As we have found due to the coronavirus pandemic, remote work can be an effective means of encouraging improved worker performance and help prevent the spread of illness, helping companies avoid lost productivity and protecting public health. It looks like in a lot of areas, remote working is here to stay.
In the past, many employers believed their employees would be too easily distracted at home, where managers couldn’t keep an eye on their work. This sentiment has remained prevalent in the minds of corporations and has arguably manifested itself in the managing of the office workforce from home. We can see this through the ever-increasing number of employee monitoring tools readily available for companies to track worker activity. There are programmes with features including website monitoring, video surveillance and keystroke logging, all with the goals of keeping the ‘higher ups’ informed and reenforcing productivity.
Perhaps these techniques are being used allay managers’ fears. Managers are mantled with task of safeguarding staff, protecting and accounting for resources and improving productivity. These duties and obligations do not disappear because of a change from public to private work setting. Therefore, employers and managers may worry that practices put in place to meet their duties and obligations are no longer being implemented.
BBC news coverage has shed light on numerous employer practices intended to monitor staff productivity. Workplace monitoring is not a new phenomenon, it is a recognised aspect of employment, however are employers breaching laws during the process of the shift in the workplace setting from public to private and the lengths ‘necessary’ to monitor?

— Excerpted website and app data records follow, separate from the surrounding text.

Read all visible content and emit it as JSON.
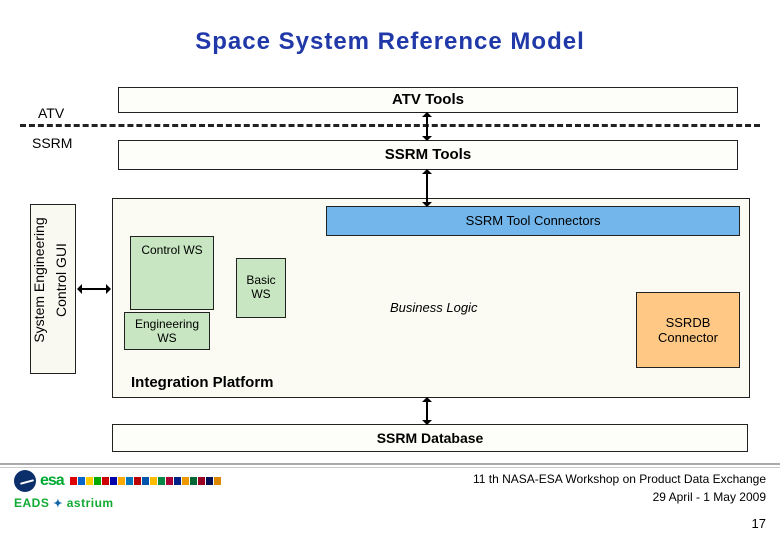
{
  "title": "Space System Reference Model",
  "atv_label": "ATV",
  "atv_tools": "ATV Tools",
  "ssrm_label": "SSRM",
  "ssrm_tools": "SSRM Tools",
  "se_gui_line1": "System Engineering",
  "se_gui_line2": "Control GUI",
  "connectors": "SSRM Tool Connectors",
  "control_ws": "Control WS",
  "basic_ws_l1": "Basic",
  "basic_ws_l2": "WS",
  "eng_ws_l1": "Engineering",
  "eng_ws_l2": "WS",
  "biz_logic": "Business Logic",
  "ssrdb_l1": "SSRDB",
  "ssrdb_l2": "Connector",
  "integration": "Integration Platform",
  "ssrm_db": "SSRM Database",
  "footer": {
    "workshop": "11 th NASA-ESA Workshop on Product Data Exchange",
    "dates": "29 April - 1 May 2009",
    "page": "17",
    "esa_text": "esa"
  },
  "flag_colors": [
    "#d00",
    "#06c",
    "#fc0",
    "#0a0",
    "#c00",
    "#00a",
    "#fa0",
    "#07b",
    "#b00",
    "#05a",
    "#fb0",
    "#084",
    "#a03",
    "#028",
    "#e90",
    "#063",
    "#902",
    "#015",
    "#d80"
  ]
}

All the aforementioned monitoring practices fall under the scope of the Data Protection Act 2018 (DPA 2018). This means they are all subject to safeguarding practices for the benefit of the employee. These practices are to be considered legal only when implemented with additional safeguarding practices, such as notice. It can be argued, however, that working from home was not in contemplation when the DPA 2018 was drafted. Therefore, there is still room to argue legality of monitoring employees from home whilst working even after safeguarding has been met.

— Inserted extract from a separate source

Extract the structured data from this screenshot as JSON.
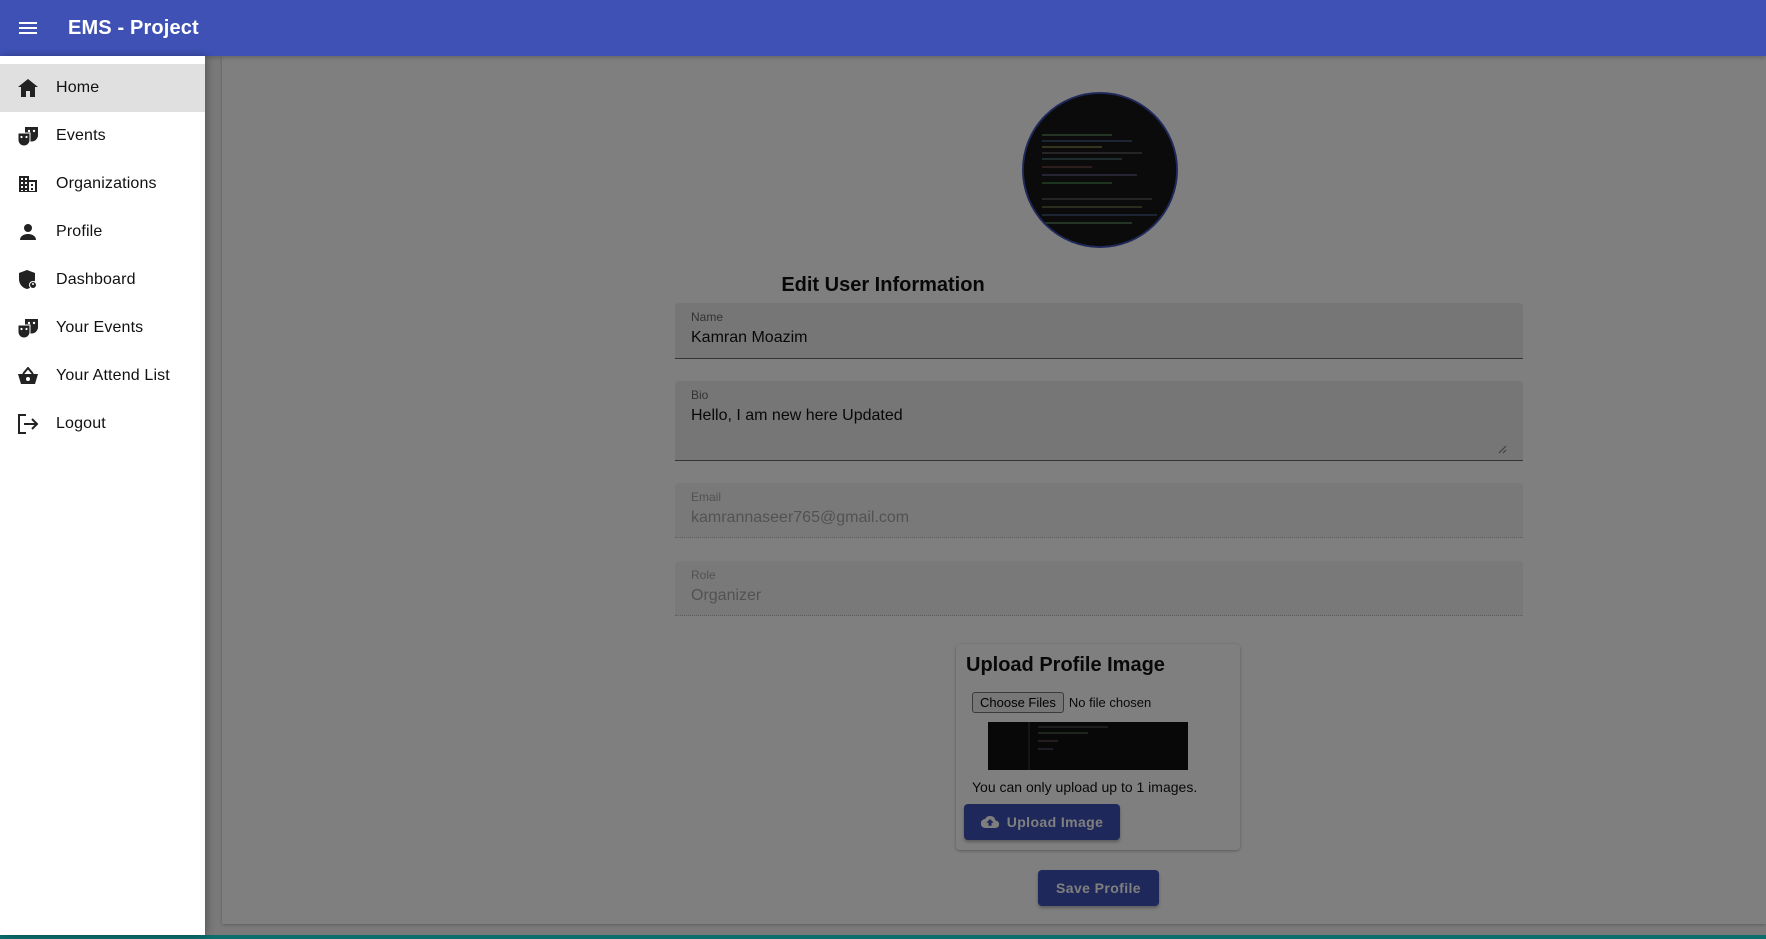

It seems as though the European Court of Human Rights’ (ECtHR) case law casts doubt over the compatibility of monitoring with Article 8 of the Convention in the work from home environment where the potential psychological harm of monitoring is such that any test of proportionality has to be very strictly applied. (Chappell and Niemietz.) This application would make the courts less likely to favour monitoring practices. In the wake of Brexit, our national courts and tribunals must give an appropriate consideration to Chappell and Niemietz in order for us to take guidance on how these may apply in the UK. Where needed, these, along with another Bărbulescu and López Ribalda should be applied to reach the right balance between the employer’s interest in supervising employees and the employees’ right to privacy. In following the principles stemming from these rulings, employers can be justified by concerns over employee productivity or supervision.
Everyone has the right to work, to free choice of employment, and to just and favourable conditions of work. Now that working from home is becoming the new normal, questions have popped up surrounding the employer-employee relationship and work place culture. Has the working culture of the UK always fostered intrusive monitoring practices? And do they, in the long term provide more of a practical benefit to the employer than less intrusive means? And furthermore, could there be an argument as to whether monitoring is a justified limitation of the employees’ reasonable expectation of privacy within their own homes?